If you don’t know how to say no, your body will say it for you through physical illnesses.
—Dr. Gabor Maté
The long-term effects of ACES
Life experiences in childhood that are lost in time and then further protected by shame and by secrecy and by social taboos against inquiry into certain realms into human experience… those life experiences, play out powerfully and proportionately a half-century later in terms of emotional state, in terms of biomedical disease and life expectancy.Dr. Vincent Felitti, Kaiser Permanente
The recent headline of the article posted in The Guardian stated: “How childhood stress can knock 20 years off your life.”
Anyone who has experienced childhood abuse and neglect might want to know how it can affect them later on in life.
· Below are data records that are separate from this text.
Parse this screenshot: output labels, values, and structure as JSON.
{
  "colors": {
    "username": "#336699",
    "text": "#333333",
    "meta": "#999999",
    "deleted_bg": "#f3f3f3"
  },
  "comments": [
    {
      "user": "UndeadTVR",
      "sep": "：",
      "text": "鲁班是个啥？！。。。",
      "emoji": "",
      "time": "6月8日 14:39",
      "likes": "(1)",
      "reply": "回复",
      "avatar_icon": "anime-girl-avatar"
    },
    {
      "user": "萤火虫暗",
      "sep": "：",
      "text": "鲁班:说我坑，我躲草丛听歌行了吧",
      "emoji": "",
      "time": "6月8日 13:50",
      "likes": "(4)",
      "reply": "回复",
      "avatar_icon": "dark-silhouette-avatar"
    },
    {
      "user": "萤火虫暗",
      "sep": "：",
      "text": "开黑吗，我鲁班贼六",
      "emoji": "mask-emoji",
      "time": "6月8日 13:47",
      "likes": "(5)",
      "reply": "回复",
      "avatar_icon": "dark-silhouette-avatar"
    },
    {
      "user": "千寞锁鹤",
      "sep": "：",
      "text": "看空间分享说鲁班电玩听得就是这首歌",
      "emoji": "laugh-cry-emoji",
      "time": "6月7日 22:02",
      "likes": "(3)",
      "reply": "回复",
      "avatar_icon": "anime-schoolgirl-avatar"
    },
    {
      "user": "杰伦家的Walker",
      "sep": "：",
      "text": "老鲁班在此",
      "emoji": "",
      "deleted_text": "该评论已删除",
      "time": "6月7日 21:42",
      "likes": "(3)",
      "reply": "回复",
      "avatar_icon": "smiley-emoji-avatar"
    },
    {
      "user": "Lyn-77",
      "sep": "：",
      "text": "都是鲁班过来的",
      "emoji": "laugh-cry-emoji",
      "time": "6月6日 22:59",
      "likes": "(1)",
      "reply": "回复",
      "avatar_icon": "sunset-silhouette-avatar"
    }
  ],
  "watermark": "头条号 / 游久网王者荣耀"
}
The CDC-Kaiser Permanente Adverse Childhood Experiences Study2 is one of the largest examinations on child abuse and neglect. It was a study on 17,500 middle-class adults.
The study focused on the long-term effects of child abuse and neglect on a person’s health and well-being when they are adults. The long-term effects of childhood trauma are now starting to get some headway.
Even Oprah is talking about how important it is. Oprah has now written a book with Dr. Bruce Perry – What Happened to You?: Conversations on Trauma, Resilience, and Healing.
Many infographics have been created to share information about what adverse childhood experiences are, how prevalent they are and their impact.
My Courage to Tell was written to highlight how bullying, childhood neglect and mental health of a parent can effect a child.
The question is: NOT what is wrong with you. The question is, “What happened to you?”
The @7030Campaign have been tremendously supportive in my journey.
When we see the long-term effects of childhood trauma, we start to understand why we experience what we do. Some possible risk outcomes are:
Behaviour: Lack of physical exercise; smoking; drug use; alcoholism; and missed work.
Physical and Mental Health: Severe Obesity; Eating Disorders; Diabetes; Depression; Suicide Attempts; STDs; Heart Disease; Cancer; Stroke; COPD; and broken bones.
Complex Trauma, learning difficulties, self-harm and anxiety can also be added to the list.
Below is a 7-minute video by Big Think. PLEASE WATCH IT!
So, why should we talk about all of this?
Let’s start educating ourselves. Let’s start to make changes. It’s important for ourselves. It’s important for our children.Laura Corbeth
At the end of the day, I believe that human nature is kind and loving. We are all born innocent. But “generational trauma” has taken that away.
Did you know that childhood trauma can make you sick?Tweet